Youth Forward scholarship 2016 – Rape, Abuse and Assult

Name: Ruqaya Hyder
From: Greenbelt, MD
Votes: 0

Rape. Abuse. Sexual Assault.
Do you hear talk shows discussing these topics? Does the media even
try to highlight these problems? Are these topics even considered an
urgent problem? Maybe in some places they do but not where I come

Since I was a little girl, I was told to stay inside the house. All outings
and trips would be subject to cancellation when a girl wanted to come
along. The fear was real, as the rapes and abuses were mostly done on
teenage boys and girls. Yes, even boys aged 6 to 19 are sexually
abused in the Indo-Pak region.

According to some sources, in India and Pakistan, on October 24th 2003, the
calculated rape rate was 26%, and in the past 12 years it has risen
so rapidly that it has reached 78%. Still, this increase remains

At the age of 15, my friend, Maira, decided to go to Mac Donald’s at
10: 15 pm in the F-7 Sector of Islamabad, Pakistan. It was past
curfew but she demanded it. As being one of her close friends, I
decided to join her.

Until now we were clueless about the evils in the world and most
importantly we were innocent. As we were walking out, a group of men
in black leather jackets walked in and suddenly grabbed my friend by
the arm. I still remember the words “
a pretty silent one
His words were complete voodoo. She couldn’t say a word. I ran
behind a close-by car before they could lay hands on me. All that I
saw after that were those men walking away quietly into the darkness.
My ears stopped listening. My legs gave up. My innocence vanished
into thin air.

Two years later, after several illnesses attacked Maira, she finally died
at the age of 17. Before her death, the doctors had diagnosed her
with AIDS. Before that no one thought that she might have HIV and
didn’t bother to diagnose her. I knew that I couldn’t help her
when she was raped but I wished I could do something to help her
declining health and save her from death. This really hit me hard on
the ground and imprinted itself in my brain like cancer. This
triggered my passion into the field of medicine and since then I have
done intense research and volunteer work to help those like Maira.
This was a problem that no one addressed and I was compelled to find
a solution.

In 2012, a census was done and it was reported that along with high rape
rates, the HIV and AIDS rates were also increasing. Four out of ten
teenagers will be diagnosed as HIV positive. That is,
they are diagnosed.

Hospitals such as PIMs, Aga Khan, and Army have the most patients coming in
with HIV+. My volunteer work at the ‘Association of People with
HIV’ in Islamabad, Pakistan made me realize that the Government is
so blind to the fact that this is real and is happening. No leader
wants to address it. It was turning into a hidden shame.

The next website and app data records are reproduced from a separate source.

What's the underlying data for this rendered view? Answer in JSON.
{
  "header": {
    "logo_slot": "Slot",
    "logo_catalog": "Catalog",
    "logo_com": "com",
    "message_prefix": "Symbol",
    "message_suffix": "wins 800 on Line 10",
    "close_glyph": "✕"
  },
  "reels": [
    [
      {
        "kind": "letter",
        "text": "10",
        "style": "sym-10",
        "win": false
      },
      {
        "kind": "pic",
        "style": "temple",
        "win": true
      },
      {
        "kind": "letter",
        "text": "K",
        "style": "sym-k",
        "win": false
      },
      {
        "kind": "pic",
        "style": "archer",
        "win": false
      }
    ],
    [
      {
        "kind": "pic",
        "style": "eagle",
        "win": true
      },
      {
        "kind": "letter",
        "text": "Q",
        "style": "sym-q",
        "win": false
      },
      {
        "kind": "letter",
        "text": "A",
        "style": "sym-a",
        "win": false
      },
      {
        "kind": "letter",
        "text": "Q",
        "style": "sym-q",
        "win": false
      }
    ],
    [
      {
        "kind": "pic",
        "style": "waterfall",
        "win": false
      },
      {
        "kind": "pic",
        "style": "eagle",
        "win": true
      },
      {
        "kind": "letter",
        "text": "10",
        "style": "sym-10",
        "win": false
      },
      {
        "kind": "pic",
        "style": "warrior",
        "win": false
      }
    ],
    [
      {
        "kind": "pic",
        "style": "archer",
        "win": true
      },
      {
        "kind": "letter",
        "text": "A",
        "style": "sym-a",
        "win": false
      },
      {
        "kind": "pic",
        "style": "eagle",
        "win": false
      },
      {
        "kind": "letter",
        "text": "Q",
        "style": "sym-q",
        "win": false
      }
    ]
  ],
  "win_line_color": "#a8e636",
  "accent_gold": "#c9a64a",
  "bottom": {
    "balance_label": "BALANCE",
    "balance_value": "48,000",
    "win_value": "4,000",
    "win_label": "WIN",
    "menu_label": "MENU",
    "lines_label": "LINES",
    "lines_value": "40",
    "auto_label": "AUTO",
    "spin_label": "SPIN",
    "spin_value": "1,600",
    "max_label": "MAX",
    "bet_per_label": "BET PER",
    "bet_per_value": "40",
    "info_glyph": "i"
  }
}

As elected Prefect and Vice President during my high school years, my
leadership and communication skills have enhanced, and while
volunteering at the Association of people living with HIV helped
develop my interpersonal relationships at a broader level. As head of
the Model Counter Terrorism Committee, I am working alongside
opinionated students, channeling our efforts towards accomplishing
common goals, as debating bills and legal actions are just as
important as medical care.

I cannot forget the painful
screams that came out of her mouth: after Maira’s death, my mind
was made up: I would do everything possible to either heal the
injured or fight for their rights. That moment of realization, etched
in my conscience, was a remarkably rewarding moment that gave me
purpose and an aim to reach for excellence. Practicing Medicine will
allow me to relive that moment every day.

Join our Facebook group "Volunteers for a Better World".